STIR – WEDNESDAY, MARCH 5, 7PM Women & Food Salon and Edible Magazine Launch Party Meet the women who have stirred up local food—from those defining local food distribution, to building one of the strongest organic programs in the country, to training young women farmers and ranchers, to field to fork dining. These women will engage in a facilitated conversation, followed by a short reception with cocktails and bites. Art Bar, 119 Gold Avenue SW, Albuquerque Free. RSVP required to www.ediblesantafe.com/stir Presented by Art Bar & edible Santa Fe DISH – TUESDAY, MARCH 18, 6:30PM A Food Writing Workshop Love to read about food? Want to learn to write about it? The women of edible Santa Fe offer their expertise, experience, and constructive criticism in a collaborative food writing workshop. Learn the nuts and bolts of storytelling with and through food by working in a workshop setting with some of New Mexico’s finest food writers. Participants will bring food, write, and share, while seasoned food writers will offer suggestions on how to make your writing delicious.
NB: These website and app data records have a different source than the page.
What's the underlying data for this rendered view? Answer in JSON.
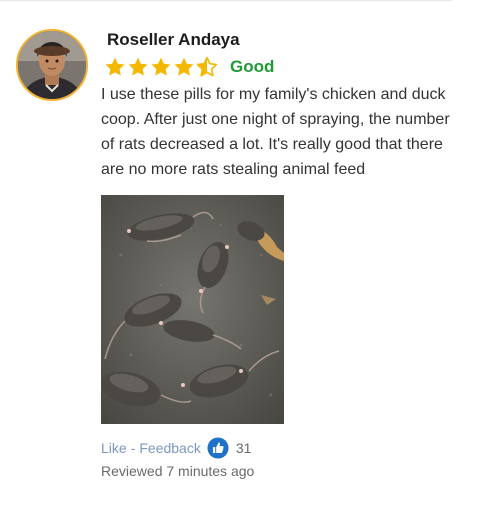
{
  "review": {
    "reviewer_name": "Roseller Andaya",
    "rating": 4.5,
    "rating_max": 5,
    "rating_label": "Good",
    "text": "I use these pills for my family's chicken and duck coop. After just one night of spraying, the number of rats decreased a lot. It's really good that there are no more rats stealing animal feed",
    "actions": {
      "like_label": "Like",
      "separator": "-",
      "feedback_label": "Feedback",
      "like_count": "31"
    },
    "timestamp": "Reviewed 7 minutes ago"
  },
  "icons": {
    "star": "star-icon",
    "half_star": "half-star-icon",
    "thumbs_up": "thumbs-up-icon"
  },
  "colors": {
    "star": "#f5b800",
    "rating_label": "#1f9a35",
    "link": "#7b97bf",
    "thumb_badge": "#1f72c8",
    "avatar_border": "#f2b233"
  }
}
Farm & Table, 8917 4th Street NW, Albuquerque $20 per person. Reservations at www.ediblesantafe.com/dish Presented by edible Santa Fe RISE – TUESDAY, MARCH 25, 7PM A Feast to Celebrate Women & Food Join us for a dinner showcasing the collaborative efforts of women chefs, sommeliers, food artisans, and farmers. For one night only, join chef Jaye Wilkinson, chef Kim Muller, wine curator Amy Haas, brewer Kaylynn McKnight and pastry chef Tracy Johnson as they create a meal to remember from ingredients sourced from local women farmers and food artisans. This prix fixe menu will showcase the creativity and hard work of women working in food, as well as provide insight into how they work together to create some of our region’s most amazing culinary fare. Farm & Table, 8917 4th Street NW, Albuquerque $75 per person. Reservations at www.farmandtablenm.com Presented by Farm & Table and edible Santa Fe For more info visit www.ediblesantafe.com/rise

www.womenandcreativity.org ∙ www.ediblesantafe.com/women








(505) 342-1800









(505) 983-6443





Profile for edible New Mexico

Edible Santa Fe - Spring 2014  

Women and Food - The spring issue is a showcase of amazing women working in food and agriculture, from those defining local food distributio...

Edible Santa Fe - Spring 2014  

Women and Food - The spring issue is a showcase of amazing women working in food and agriculture, from those defining local food distributio...